**Task statement**
Nothing besides a number belongs in the answer, which is how many lines of the listing contain the string "kind".
::: Dataset entries
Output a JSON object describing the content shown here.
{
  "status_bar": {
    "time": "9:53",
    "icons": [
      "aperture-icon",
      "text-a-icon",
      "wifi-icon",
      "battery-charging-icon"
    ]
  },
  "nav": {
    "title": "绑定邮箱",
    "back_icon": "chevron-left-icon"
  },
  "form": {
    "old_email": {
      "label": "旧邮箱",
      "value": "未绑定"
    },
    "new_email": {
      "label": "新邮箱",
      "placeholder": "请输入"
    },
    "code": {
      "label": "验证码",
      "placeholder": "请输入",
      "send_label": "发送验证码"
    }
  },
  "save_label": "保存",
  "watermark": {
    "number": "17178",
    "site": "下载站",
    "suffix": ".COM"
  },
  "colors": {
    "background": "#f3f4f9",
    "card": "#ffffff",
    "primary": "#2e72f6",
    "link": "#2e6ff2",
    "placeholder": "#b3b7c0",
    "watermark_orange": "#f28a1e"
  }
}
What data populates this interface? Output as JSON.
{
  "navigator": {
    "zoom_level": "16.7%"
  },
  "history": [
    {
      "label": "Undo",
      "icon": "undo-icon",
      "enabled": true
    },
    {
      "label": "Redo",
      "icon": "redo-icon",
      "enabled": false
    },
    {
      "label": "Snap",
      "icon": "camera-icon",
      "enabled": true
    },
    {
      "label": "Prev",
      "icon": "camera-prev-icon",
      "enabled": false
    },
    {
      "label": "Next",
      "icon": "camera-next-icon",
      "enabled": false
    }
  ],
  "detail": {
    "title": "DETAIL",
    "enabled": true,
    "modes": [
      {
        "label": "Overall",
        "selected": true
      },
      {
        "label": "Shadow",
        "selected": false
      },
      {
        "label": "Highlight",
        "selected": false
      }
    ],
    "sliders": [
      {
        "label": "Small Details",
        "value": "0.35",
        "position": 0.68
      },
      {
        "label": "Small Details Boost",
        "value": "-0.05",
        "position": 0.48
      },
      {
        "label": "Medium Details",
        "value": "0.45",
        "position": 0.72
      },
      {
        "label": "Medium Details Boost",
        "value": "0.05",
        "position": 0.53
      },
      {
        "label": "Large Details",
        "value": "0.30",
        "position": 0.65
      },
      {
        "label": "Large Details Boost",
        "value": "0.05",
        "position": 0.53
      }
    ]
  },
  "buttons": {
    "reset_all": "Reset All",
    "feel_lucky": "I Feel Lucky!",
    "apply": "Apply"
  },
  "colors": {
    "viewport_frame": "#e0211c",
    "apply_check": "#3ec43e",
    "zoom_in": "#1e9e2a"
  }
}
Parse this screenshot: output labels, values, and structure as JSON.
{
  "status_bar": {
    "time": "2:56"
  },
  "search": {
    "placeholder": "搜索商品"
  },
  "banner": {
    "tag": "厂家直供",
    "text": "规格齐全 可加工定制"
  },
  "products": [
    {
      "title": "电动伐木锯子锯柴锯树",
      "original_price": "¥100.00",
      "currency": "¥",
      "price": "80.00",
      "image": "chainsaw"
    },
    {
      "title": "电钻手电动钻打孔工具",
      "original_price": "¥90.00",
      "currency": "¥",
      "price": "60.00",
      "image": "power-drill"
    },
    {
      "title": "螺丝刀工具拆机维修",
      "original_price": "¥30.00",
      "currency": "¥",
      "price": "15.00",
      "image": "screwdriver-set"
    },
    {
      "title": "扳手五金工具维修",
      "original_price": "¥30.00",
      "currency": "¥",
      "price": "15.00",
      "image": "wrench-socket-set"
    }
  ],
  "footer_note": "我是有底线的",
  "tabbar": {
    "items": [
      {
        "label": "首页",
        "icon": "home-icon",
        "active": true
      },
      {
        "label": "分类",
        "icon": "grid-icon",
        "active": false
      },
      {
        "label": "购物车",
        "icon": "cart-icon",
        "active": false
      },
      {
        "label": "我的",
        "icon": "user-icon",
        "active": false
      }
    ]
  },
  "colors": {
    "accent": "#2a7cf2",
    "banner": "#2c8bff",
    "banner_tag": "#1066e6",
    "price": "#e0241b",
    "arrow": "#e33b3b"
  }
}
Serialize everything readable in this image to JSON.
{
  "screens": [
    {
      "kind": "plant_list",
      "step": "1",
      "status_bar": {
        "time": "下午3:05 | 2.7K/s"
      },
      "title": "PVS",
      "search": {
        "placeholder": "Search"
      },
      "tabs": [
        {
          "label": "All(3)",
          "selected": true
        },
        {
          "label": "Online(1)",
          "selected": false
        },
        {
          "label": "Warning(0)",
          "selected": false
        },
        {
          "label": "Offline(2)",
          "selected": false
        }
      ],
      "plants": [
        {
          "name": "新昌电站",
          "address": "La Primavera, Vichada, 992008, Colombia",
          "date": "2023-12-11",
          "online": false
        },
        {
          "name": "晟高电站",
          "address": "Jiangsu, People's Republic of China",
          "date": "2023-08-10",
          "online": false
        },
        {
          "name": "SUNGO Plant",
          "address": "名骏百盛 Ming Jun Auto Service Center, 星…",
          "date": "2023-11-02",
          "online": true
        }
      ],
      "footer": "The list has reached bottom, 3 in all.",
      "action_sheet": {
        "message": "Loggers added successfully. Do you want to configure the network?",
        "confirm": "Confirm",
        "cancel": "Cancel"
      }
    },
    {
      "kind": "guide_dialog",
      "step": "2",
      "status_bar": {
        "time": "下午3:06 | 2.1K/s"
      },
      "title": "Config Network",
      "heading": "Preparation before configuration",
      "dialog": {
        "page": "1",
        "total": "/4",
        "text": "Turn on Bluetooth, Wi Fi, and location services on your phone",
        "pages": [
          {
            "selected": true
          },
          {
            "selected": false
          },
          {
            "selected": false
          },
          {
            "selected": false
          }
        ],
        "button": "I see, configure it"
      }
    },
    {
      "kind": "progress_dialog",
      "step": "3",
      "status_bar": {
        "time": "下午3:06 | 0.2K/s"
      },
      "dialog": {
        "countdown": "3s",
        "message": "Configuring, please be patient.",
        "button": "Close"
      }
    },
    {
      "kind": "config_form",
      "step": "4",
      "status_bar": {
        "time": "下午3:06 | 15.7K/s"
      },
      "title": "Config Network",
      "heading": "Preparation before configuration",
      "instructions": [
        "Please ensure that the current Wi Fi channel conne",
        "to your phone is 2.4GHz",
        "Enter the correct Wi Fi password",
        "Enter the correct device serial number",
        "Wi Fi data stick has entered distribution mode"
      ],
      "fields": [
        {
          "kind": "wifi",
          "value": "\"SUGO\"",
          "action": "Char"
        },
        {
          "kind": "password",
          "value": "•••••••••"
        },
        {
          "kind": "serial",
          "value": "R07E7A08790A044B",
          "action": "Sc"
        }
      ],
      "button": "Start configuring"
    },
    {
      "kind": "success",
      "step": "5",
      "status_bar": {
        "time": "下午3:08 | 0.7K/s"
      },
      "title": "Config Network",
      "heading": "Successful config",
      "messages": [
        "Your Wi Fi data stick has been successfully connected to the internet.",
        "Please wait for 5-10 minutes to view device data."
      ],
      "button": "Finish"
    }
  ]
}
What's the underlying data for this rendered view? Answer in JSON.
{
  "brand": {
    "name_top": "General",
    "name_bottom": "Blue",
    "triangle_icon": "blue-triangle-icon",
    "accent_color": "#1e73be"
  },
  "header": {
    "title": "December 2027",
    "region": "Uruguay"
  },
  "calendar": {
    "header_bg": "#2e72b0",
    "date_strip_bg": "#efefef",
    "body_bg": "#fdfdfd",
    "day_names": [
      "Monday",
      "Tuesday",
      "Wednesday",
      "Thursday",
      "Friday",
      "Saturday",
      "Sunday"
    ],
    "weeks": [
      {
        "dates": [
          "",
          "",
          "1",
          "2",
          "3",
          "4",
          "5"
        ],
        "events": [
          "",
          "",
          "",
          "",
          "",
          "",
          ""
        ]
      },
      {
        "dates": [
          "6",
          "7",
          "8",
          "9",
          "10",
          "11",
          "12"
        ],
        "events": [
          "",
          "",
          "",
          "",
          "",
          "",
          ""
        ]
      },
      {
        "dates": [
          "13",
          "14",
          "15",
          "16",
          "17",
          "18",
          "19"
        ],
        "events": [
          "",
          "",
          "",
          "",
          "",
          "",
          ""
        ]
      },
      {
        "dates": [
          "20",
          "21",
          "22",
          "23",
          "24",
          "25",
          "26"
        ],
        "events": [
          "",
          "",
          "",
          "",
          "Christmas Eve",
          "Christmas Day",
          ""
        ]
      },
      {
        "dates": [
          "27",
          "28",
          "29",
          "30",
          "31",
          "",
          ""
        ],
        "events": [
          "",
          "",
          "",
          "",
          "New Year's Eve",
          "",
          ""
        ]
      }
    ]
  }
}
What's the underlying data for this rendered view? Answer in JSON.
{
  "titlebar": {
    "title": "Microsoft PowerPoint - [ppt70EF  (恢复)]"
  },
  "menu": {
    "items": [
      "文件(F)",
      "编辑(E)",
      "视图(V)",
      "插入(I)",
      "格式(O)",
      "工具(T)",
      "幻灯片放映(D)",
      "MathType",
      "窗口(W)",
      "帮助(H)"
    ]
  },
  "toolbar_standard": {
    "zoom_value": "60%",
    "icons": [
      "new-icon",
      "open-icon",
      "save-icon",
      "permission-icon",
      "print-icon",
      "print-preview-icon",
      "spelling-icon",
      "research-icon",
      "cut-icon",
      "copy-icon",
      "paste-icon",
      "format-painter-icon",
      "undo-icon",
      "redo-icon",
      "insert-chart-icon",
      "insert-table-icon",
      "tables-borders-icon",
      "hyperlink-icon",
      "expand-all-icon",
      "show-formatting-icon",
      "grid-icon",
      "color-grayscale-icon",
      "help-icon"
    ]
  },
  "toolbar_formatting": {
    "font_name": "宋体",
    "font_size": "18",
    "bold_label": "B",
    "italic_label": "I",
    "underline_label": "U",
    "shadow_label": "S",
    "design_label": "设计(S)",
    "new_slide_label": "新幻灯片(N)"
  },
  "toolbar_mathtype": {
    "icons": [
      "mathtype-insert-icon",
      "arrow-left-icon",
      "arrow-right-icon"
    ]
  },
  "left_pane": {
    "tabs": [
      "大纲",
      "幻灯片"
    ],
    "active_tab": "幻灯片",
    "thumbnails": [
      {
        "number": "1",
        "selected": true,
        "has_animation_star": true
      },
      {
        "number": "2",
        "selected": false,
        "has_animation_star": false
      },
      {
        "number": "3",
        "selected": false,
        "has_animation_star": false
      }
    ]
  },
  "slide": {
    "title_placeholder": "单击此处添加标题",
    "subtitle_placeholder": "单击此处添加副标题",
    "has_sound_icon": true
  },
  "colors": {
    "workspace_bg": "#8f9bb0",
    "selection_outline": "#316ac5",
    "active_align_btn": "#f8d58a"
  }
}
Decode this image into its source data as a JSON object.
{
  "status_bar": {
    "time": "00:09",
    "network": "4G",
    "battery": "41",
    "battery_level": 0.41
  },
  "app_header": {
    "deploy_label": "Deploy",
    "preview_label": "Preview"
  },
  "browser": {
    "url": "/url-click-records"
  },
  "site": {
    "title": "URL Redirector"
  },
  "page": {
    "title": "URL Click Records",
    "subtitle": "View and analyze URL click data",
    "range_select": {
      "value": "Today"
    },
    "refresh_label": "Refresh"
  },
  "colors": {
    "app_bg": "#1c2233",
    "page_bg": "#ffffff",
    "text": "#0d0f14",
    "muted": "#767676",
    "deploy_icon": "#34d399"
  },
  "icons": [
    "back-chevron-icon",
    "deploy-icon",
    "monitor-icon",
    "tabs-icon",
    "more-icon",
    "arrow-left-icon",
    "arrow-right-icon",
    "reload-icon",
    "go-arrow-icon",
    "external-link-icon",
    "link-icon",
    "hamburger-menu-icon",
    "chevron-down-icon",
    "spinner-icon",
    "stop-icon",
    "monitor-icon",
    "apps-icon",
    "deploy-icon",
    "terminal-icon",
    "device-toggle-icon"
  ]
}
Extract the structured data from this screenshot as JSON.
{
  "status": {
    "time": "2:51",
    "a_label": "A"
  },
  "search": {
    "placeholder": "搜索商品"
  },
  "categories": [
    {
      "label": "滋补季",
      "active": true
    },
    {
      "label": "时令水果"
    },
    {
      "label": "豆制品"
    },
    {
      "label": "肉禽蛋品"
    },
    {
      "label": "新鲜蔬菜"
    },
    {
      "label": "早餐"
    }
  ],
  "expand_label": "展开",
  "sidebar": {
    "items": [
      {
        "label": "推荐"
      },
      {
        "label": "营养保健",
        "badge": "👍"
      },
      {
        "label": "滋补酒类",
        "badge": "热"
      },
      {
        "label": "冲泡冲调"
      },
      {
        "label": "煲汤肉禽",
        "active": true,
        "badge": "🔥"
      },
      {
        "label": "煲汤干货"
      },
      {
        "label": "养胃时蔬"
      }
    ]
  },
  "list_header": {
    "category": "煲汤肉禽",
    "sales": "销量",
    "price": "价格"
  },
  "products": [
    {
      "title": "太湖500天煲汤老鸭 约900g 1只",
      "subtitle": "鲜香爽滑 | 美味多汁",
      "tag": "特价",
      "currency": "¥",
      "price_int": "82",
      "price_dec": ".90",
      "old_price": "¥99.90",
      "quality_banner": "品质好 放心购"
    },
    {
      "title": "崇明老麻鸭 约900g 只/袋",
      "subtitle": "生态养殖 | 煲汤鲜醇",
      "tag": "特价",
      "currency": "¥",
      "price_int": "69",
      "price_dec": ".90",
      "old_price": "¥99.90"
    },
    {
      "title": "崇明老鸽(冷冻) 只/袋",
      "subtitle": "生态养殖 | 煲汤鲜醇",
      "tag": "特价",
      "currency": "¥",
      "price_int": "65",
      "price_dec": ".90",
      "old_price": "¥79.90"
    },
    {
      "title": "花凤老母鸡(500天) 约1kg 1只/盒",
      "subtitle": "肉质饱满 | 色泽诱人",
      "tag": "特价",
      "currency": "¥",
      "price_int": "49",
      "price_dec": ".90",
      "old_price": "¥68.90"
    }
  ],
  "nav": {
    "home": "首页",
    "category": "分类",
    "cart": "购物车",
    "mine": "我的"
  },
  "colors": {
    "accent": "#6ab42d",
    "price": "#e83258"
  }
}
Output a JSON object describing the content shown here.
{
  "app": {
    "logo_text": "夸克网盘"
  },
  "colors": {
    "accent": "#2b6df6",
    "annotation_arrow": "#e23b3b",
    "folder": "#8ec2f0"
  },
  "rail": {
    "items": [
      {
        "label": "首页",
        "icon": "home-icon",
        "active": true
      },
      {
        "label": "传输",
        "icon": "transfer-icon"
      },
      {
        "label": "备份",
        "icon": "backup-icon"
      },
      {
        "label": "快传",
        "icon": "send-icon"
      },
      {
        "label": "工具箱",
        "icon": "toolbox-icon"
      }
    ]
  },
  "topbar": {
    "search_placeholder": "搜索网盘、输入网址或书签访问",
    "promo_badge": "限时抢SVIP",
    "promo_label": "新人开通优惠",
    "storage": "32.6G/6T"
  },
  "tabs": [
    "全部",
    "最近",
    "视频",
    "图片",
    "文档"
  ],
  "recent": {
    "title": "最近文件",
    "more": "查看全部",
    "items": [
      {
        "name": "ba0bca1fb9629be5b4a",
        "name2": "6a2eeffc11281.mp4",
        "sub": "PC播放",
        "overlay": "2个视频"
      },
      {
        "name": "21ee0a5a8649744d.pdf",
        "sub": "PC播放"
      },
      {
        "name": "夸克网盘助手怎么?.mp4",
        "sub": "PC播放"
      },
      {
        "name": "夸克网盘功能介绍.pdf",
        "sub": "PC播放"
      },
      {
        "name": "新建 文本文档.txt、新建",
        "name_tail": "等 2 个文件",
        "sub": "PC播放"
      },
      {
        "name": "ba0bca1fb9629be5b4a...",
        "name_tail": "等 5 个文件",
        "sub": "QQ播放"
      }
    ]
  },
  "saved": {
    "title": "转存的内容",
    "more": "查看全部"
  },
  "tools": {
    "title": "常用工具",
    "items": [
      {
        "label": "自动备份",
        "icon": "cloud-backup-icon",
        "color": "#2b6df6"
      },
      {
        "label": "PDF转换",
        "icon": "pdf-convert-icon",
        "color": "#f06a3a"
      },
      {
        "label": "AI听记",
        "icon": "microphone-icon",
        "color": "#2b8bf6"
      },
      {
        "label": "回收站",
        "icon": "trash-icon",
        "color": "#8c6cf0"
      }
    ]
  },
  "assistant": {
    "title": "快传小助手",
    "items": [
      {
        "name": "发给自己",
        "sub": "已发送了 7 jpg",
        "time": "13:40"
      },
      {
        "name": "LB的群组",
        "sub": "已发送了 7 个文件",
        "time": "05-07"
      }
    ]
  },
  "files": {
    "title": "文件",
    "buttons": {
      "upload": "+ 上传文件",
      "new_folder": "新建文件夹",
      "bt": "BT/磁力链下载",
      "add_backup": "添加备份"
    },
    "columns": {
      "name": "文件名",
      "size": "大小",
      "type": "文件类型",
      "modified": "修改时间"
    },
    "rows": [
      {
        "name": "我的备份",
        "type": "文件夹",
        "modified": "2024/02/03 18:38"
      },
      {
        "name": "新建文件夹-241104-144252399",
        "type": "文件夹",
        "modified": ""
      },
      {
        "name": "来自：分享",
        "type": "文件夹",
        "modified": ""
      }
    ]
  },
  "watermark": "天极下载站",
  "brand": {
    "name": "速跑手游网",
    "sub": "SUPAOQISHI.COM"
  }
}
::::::
**Exercise solution**
8